* **Exercise**
Across all the records, filter for lines with the word "text" and copy them.

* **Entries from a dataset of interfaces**

^^^^^^^^^^^^^^^^

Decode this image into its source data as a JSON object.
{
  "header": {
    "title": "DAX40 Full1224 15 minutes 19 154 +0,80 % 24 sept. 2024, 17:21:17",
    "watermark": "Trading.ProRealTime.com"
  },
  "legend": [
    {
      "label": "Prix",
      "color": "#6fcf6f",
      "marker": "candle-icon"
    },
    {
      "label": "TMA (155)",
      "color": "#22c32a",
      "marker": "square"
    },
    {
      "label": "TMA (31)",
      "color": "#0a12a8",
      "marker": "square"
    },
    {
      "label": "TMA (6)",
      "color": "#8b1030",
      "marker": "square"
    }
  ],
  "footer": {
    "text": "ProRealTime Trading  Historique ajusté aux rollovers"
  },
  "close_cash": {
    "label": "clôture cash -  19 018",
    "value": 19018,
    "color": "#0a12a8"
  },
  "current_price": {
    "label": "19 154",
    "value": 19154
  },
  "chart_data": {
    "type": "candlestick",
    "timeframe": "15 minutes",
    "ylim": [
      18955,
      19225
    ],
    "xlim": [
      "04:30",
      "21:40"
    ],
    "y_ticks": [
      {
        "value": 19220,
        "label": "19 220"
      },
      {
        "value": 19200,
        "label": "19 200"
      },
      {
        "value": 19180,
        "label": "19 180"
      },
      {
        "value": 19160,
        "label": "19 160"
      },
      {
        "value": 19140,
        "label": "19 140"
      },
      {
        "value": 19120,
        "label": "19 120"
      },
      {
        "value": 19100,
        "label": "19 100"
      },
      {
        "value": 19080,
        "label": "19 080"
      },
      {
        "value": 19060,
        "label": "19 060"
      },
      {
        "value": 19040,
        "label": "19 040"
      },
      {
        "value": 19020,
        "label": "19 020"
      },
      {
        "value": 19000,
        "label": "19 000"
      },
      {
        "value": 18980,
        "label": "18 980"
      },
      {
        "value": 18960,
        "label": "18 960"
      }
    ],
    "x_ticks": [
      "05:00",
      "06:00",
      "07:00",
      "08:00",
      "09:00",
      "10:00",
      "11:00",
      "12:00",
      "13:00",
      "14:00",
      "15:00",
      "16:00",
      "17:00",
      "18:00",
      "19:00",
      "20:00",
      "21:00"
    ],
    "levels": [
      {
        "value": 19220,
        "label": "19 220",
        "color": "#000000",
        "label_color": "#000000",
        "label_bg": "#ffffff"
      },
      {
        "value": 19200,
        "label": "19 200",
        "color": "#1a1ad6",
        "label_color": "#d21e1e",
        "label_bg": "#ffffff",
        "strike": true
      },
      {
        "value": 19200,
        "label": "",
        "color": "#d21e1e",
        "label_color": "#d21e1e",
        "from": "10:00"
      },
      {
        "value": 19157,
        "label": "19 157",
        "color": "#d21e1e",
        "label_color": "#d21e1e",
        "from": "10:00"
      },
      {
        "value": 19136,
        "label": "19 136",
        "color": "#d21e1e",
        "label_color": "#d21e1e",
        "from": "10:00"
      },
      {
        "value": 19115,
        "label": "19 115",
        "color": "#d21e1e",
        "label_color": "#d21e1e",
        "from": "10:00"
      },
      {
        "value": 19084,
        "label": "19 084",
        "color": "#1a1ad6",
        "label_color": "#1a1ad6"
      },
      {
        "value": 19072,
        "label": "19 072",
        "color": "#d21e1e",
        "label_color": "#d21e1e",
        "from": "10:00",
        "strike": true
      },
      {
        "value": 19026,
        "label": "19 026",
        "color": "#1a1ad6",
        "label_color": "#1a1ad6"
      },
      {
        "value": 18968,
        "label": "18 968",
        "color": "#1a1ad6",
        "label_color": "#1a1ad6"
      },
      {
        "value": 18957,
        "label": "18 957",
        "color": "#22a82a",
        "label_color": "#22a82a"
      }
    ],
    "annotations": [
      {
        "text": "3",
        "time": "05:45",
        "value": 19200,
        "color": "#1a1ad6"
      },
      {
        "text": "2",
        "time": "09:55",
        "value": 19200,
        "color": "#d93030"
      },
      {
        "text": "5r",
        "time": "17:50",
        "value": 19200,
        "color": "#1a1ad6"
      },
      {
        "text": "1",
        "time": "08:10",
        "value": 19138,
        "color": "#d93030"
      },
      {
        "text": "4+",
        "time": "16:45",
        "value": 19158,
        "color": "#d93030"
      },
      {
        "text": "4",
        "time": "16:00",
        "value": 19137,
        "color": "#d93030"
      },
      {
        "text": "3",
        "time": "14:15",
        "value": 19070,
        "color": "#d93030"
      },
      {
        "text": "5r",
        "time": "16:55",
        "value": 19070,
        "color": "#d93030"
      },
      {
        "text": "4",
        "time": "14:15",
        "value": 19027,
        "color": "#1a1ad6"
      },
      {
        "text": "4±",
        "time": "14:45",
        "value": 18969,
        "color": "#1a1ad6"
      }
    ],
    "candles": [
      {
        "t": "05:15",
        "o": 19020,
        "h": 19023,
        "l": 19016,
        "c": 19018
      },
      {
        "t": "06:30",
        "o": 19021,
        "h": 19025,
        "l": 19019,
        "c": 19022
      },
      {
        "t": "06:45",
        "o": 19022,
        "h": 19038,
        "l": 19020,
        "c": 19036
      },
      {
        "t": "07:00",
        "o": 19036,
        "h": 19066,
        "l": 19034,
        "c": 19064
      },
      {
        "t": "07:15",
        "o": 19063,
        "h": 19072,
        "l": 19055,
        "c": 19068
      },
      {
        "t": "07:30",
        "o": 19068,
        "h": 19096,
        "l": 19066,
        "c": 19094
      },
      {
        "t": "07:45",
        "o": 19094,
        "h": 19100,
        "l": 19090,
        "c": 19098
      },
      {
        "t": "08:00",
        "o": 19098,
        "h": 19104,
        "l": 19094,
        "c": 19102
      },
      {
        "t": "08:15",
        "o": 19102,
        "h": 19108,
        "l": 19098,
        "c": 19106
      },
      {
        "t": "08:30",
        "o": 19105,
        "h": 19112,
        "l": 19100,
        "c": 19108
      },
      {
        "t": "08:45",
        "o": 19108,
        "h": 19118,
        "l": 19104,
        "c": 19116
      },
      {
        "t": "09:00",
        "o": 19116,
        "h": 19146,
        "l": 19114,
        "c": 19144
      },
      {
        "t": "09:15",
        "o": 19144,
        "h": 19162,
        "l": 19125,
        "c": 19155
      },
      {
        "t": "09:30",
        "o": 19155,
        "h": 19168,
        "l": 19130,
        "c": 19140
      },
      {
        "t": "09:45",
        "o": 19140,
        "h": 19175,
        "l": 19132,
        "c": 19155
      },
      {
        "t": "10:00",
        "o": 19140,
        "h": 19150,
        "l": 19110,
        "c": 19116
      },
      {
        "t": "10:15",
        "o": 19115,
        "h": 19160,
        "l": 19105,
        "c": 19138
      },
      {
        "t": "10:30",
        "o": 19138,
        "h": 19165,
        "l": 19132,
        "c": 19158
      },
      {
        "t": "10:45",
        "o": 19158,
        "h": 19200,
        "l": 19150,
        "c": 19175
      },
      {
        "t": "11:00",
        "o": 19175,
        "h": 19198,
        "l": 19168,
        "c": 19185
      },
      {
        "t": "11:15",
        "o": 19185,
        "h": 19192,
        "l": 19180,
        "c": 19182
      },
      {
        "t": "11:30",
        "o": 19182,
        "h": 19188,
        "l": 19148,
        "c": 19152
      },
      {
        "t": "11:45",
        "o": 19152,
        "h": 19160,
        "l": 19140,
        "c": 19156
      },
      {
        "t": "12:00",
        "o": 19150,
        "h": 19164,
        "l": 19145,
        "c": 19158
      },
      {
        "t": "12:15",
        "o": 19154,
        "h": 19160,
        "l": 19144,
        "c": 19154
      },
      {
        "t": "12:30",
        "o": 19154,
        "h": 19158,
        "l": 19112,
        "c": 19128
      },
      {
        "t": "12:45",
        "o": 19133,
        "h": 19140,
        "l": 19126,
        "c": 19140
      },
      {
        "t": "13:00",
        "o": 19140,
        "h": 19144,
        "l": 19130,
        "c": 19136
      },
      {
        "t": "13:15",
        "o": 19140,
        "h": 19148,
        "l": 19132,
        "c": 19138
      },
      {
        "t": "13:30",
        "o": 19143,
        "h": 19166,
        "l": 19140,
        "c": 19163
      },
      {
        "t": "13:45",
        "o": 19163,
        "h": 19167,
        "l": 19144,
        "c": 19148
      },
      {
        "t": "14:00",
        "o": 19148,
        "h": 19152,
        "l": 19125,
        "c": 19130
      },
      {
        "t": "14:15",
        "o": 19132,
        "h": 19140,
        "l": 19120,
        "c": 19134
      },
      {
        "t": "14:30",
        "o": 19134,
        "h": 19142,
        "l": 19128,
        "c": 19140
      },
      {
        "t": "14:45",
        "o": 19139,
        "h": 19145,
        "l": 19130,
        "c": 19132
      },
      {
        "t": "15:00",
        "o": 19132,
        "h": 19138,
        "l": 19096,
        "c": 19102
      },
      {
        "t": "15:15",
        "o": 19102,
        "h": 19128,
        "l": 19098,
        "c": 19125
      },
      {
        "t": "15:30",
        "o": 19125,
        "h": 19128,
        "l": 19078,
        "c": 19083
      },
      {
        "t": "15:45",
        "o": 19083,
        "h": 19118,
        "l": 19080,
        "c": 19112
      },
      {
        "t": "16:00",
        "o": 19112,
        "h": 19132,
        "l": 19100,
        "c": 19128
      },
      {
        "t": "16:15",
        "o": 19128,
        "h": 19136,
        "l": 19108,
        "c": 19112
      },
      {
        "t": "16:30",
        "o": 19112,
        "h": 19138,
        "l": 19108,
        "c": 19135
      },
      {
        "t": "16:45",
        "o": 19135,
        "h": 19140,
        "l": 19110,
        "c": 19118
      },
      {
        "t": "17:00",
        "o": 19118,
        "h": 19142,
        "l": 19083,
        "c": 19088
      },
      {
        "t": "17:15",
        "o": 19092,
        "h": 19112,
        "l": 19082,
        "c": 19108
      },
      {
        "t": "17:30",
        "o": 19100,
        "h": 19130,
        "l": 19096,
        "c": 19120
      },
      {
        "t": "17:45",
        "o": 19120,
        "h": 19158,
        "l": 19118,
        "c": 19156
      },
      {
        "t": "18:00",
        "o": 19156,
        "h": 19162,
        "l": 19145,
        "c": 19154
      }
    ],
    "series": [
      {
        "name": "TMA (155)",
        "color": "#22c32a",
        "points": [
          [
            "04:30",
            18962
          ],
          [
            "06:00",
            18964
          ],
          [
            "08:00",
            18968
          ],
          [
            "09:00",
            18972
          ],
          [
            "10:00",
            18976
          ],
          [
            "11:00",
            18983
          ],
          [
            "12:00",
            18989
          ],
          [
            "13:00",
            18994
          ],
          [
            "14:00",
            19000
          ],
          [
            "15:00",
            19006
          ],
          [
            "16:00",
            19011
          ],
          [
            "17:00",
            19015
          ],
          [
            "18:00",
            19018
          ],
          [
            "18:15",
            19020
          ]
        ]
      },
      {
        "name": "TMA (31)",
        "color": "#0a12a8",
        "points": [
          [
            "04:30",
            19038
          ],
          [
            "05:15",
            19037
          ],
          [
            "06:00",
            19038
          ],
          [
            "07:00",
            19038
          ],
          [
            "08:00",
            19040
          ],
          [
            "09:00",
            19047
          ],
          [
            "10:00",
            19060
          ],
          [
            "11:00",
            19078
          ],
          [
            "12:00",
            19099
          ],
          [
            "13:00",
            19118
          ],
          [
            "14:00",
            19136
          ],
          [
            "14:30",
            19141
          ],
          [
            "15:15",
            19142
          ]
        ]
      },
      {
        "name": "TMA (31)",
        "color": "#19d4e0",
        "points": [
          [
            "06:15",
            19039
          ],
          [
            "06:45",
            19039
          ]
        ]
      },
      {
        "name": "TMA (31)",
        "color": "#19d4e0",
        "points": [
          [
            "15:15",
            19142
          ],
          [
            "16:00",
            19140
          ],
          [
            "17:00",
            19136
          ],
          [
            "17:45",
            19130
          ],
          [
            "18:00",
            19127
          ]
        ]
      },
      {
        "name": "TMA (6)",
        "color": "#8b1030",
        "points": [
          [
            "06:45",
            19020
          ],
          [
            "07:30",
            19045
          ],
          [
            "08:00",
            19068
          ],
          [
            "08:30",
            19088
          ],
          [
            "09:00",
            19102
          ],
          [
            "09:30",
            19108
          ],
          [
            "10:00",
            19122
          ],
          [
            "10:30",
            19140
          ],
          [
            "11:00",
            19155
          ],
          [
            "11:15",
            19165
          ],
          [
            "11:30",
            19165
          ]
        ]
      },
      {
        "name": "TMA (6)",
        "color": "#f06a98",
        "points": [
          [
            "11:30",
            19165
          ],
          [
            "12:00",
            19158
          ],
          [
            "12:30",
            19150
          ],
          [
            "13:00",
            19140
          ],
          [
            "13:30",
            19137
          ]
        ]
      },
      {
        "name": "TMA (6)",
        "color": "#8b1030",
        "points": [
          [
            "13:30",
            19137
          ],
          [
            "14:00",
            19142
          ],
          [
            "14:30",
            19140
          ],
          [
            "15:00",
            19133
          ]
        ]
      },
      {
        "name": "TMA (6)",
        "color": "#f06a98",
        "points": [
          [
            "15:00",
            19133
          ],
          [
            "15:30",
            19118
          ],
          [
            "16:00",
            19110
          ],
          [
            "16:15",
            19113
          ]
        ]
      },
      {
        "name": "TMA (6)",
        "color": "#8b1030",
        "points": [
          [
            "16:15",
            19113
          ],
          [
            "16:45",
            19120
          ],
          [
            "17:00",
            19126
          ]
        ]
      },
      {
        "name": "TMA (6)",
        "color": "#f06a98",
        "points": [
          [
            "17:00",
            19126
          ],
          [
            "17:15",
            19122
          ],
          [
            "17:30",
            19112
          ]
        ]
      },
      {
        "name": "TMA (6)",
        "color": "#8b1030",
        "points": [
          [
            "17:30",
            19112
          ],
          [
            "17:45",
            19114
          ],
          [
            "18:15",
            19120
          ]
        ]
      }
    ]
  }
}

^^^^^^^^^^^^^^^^

* **Completed task**
    "text": "ProRealTime Trading  Historique ajusté aux rollovers"
        "text": "3",
        "text": "2",
        "text": "5r",
        "text": "1",
        "text": "4+",
        "text": "4",
        "text": "3",
        "text": "5r",
        "text": "4",
        "text": "4±",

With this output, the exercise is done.